The au­thor­i­ties of that time em­ployed sig­nif­i­cant re­sources to hunt down the crim­i­nals. But they could have es­caped into the ter­ri­tory be­yond their con­trol – to the right-bank Ukraine as haidamaky rebels, for in­stance. Mean­while, the regime of Rus­sian Em­press Anna Ivanovna and Ernst von Biron was more con­cerned with per­se­cut­ing old be­liev­ers around Star­o­dub, a city that had been part of the Cos­sack Het­manate in Nortern Ukraine but is in Rus­sia to­day, or cast­ing the par­tic­i­pants of the Ice House Clown Wed­ding en­ter­tain­ment show Anna ini­ti­ated. Even­tu­ally, as a re­sult of the war with the Ot­tomans de facto oc­cu­py­ing forces of 75 Rus­sian units in 1737 and 50 in 1738, all main­tained at the ex­pense of the lo­cal pop­u­la­tion, in­ter­vened into the left-bank Ukraine.

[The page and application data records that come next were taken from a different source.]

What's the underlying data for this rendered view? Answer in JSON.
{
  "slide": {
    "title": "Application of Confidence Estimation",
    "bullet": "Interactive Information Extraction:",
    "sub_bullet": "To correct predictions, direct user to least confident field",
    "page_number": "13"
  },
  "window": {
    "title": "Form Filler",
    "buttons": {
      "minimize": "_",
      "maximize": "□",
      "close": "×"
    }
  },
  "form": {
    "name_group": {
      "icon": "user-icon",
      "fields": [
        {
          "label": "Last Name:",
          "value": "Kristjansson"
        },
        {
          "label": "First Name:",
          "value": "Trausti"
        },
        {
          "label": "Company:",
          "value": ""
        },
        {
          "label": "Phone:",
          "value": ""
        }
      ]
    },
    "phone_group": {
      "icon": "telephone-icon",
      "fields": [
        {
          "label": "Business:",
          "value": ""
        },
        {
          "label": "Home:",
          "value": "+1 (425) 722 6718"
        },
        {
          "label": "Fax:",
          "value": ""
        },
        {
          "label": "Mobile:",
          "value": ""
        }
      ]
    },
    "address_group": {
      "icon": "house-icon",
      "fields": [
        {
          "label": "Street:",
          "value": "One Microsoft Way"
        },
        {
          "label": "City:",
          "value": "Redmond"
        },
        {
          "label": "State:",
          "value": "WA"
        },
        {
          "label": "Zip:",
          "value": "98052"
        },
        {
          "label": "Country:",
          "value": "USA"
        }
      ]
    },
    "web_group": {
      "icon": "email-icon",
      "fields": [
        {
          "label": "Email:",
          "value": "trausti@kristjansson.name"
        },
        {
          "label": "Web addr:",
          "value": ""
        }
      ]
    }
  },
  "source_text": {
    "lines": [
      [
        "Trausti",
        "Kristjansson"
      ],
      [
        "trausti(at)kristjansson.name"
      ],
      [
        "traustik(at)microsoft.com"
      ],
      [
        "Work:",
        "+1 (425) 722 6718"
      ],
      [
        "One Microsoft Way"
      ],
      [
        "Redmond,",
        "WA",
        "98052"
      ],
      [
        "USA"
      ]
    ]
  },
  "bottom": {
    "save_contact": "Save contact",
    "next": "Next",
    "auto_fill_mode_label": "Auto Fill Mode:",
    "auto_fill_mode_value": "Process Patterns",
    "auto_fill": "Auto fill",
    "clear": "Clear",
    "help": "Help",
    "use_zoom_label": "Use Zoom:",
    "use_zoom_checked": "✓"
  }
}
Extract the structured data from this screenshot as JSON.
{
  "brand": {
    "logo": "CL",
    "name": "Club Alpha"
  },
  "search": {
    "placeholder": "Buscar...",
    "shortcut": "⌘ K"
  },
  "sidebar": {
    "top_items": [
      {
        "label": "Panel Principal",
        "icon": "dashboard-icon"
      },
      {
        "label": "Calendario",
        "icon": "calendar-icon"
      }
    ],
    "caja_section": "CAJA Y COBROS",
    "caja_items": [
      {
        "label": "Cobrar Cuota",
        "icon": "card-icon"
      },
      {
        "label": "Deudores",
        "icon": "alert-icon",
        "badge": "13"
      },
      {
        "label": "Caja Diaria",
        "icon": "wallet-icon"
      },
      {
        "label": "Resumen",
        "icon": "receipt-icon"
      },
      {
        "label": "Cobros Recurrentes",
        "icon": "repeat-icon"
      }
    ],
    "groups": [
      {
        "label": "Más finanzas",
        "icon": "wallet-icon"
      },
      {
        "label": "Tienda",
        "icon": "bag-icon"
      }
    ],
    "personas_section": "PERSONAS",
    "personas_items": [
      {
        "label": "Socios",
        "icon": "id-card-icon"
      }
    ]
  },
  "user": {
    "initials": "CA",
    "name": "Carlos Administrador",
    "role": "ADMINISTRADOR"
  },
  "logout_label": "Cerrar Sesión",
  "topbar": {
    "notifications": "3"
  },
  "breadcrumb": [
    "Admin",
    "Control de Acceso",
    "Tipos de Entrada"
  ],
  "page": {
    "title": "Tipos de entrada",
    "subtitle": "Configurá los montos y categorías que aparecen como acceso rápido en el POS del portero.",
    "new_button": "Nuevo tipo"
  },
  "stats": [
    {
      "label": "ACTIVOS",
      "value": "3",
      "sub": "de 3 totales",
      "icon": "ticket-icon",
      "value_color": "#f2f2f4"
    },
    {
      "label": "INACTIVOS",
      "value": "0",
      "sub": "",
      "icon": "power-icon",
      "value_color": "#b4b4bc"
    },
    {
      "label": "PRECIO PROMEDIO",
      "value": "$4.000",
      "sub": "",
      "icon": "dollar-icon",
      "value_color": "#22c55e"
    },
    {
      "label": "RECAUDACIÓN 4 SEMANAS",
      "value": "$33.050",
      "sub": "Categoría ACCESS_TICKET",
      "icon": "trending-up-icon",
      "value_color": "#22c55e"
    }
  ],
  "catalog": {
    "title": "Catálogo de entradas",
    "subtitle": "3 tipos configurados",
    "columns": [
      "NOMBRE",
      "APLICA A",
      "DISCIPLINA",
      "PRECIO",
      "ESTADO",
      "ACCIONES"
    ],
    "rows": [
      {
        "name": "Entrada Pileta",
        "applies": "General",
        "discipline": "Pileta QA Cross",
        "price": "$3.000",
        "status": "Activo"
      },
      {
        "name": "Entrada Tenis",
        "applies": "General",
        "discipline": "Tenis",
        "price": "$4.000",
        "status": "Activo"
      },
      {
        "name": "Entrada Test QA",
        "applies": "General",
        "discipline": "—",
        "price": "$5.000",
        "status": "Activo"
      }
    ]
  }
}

The case of the most no­to­ri­ous Ukrainian can­ni­bal does not fit into the ro­man­ti­cized im­age of the late Cos­sack Het­manate pe­riod. In the spring of 1740, Mat­sa­pura’s gang ter­ror­ized re­mote vil­lages and ham­lets in Pry­luky, Lubny and Pereyaslav gar­risons. The sadists killed 27 peo­ple and com­mit­ted hideous crimes of can­ni­bal­ism. The lat­ter were al­ways ac­com­pa­nied by ugly rit­u­als ini­ti­ated by the self-pro­claimed ma­gi­cian, haidamaka Ivan Taran. The hor­rors stopped when the back­bone of the gang, four out of its 16 mem­bers, were ar­rested. The demon­stra­tive ex­e­cu­tion of these vi­o­lent crim­i­nals brought a fair end to this ter­ri­ble story.

Street jus­tice for a horse-stealer. A paint­ing by Mykola Py­mo­nenko dat­ing back to 1900

Ety­mo­log­i­cal foot­print. Kyivska Starovyna, a his­tory and lin­guis­tics jour­nal, de­scribes how Pavlo Mat­sa­pura's last name turned into a word for vi­o­lent vil­lains in the 18th cen­tury

Batu­ryn case­mate. Mod­ern re­con­struc­tion

Newspapers in English

Newspapers from Ukraine

© PressReader. All rights reserved.